The close-knit Arcadia High School community has many inspiring student volunteers, and members of the DreamCatchers Club are no exception. The club’s successes over the last two years have made a big difference to many.
DreamCatchers was founded in 2009 by Caitlin Crommett, an Orange County sophomore who started the club at her high school. It has since grown into a nationwide nonprofit dedicated to fulfilling the end-of-life dreams of hospice patients. The organization has also created the Kindness and Compassion Initiative connecting teen pen pals with hospice and nursing home patients.
When Arcadia junior Grace Reed first heard of the concept, she immediately loved it. She joined forces with Ella Canada, Grace Schlenker and Anna Korn to start the school’s chapter in early 2019.
“The idea of connecting generations and working with people in hospice appealed to me because I think a lot of the time, teenagers forget about the older generations,” Grace said. “I also liked the idea of reducing the stigma around hospice and helping people understand that it can be the best place for the end of someone’s life.”
Ella was also passionate about philanthropy projects and eager to positively impact those who needed it most. “I loved that I would be able to help these patients have at least one more fun experience in their lives,” she said.
The club got to work, partnering with local hospices and collecting patient wishes. The students would then grant these wishes to the best of their abilities, living up to their DreamCatchers name.
They worked with Crommett and a teacher advisor to connect multiple generations, encourage entrepreneurship, and, most importantly, grant dreams to patients.
“The goal is to make the patient have the best time ever,” Grace said. “Members of DreamCatchers are encouraged to talk with the patient and learn about their life. The dream is meant to be a lifelong memory for the volunteer, patient and everyone else involved.”
One of the biggest highlights for Grace was working with the Red Mountain chapter of DreamCatchers to plan a patient trip to Disneyland. They raised funds to make the dream come true.
“I know we were on a time crunch for that dream, so I remember brainstorming ideas on how to get tickets at lunch,” Grace said. “It was so cool to hear about his trip and know that we had granted his dream together with Red Mountain HS. Even if you only contributed a little bit, you could feel the overwhelming gratitude of the people receiving it. They are so thankful for what we do.”
The dreams are meant to give the patient an experience they have always wanted in celebration of their life. The club members got creative and found ways to grant wishes, like a family fishing trip to Lake Pleasant and a Christmas cookie baking and caroling session.
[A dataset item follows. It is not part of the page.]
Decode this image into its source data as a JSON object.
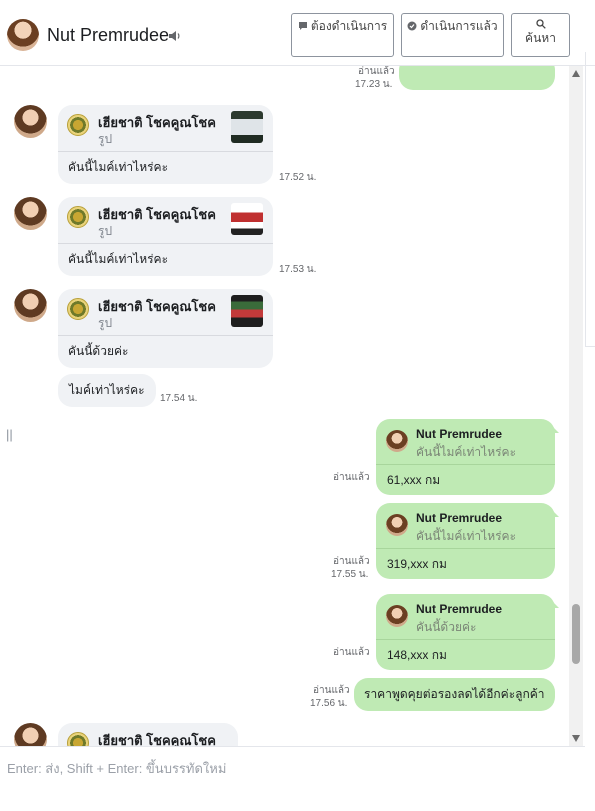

They also sent a man and his wife to a fancy anniversary dinner complete with a limo ride.
Grace and Ella said that they understand the importance of brightening the patients’ days, both having visited their grandparents in nursing homes.
“I learned how a small act of kindness or communication with an elder could bring them so much joy,” Grace said. “I also learned about hard work, organization and planning, and how it takes a team to accomplish anything.”
“I have learned that everyone deserves kindness and dignity,” Ella said. “I have also learned that even simple and easy things can bring smiles to a person’s face.”
While the program was put on pause this year due to the COVID-19 pandemic, the nonprofit is looking for other students to run the Arcadia club and pick up where the dedicated DreamCatcher’s team left off.